Supplied material: Begin
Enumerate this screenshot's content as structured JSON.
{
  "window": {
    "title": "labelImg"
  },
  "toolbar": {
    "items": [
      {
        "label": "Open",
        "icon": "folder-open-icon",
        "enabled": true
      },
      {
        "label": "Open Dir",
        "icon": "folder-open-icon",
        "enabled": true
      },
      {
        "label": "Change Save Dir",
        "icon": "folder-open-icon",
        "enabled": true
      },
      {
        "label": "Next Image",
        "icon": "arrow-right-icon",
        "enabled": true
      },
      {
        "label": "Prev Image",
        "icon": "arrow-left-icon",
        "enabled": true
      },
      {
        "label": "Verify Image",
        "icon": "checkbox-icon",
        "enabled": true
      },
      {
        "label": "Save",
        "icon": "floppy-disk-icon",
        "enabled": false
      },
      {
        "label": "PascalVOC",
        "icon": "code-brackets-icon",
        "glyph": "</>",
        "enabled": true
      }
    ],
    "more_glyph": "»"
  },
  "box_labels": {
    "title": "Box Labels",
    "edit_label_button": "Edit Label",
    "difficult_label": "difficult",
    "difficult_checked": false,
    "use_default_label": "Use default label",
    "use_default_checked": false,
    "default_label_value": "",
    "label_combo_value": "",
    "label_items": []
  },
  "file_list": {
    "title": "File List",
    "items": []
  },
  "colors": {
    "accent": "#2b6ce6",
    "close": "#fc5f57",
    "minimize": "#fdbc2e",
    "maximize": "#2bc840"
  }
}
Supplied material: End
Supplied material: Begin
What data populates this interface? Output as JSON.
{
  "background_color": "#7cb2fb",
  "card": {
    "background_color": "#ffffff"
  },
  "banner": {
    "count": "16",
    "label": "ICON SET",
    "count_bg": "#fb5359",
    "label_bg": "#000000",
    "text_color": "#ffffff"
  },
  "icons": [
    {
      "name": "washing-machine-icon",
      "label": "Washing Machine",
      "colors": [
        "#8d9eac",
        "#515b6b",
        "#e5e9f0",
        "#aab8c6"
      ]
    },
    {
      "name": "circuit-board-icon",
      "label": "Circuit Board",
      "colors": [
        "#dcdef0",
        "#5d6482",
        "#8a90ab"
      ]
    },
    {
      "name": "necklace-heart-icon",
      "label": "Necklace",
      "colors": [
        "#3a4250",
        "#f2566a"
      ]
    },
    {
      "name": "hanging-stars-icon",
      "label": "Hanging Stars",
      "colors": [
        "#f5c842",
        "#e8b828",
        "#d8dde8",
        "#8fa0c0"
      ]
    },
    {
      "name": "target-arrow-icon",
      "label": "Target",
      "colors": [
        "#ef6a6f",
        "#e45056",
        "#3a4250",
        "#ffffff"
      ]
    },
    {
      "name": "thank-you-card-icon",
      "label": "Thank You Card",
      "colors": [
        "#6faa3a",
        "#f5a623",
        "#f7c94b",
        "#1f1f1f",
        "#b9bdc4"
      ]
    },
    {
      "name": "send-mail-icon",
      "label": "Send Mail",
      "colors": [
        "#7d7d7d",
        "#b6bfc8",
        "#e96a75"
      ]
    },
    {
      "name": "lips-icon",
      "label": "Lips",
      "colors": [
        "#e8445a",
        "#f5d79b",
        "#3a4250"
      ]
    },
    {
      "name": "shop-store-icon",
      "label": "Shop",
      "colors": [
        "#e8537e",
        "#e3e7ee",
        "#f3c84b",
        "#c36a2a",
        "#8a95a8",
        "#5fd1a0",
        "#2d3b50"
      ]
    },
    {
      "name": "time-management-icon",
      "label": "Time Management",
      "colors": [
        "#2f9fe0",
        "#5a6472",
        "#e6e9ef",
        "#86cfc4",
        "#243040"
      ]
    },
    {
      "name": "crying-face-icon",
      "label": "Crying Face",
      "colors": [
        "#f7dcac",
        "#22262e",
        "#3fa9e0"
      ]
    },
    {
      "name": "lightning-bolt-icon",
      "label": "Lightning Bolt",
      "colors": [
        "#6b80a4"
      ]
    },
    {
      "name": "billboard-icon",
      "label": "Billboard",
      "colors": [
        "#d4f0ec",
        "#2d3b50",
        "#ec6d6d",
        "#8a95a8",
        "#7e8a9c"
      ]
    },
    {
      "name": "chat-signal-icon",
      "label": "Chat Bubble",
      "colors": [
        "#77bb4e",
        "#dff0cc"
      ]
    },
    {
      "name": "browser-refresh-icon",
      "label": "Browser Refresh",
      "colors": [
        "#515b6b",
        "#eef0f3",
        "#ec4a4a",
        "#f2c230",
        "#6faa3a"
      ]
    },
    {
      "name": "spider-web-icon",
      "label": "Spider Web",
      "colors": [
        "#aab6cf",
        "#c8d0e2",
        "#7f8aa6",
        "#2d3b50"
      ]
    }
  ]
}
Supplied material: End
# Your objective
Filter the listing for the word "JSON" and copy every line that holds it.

# Answer box
Enumerate this screenshot's content as structured JSON.
What data populates this interface? Output as JSON.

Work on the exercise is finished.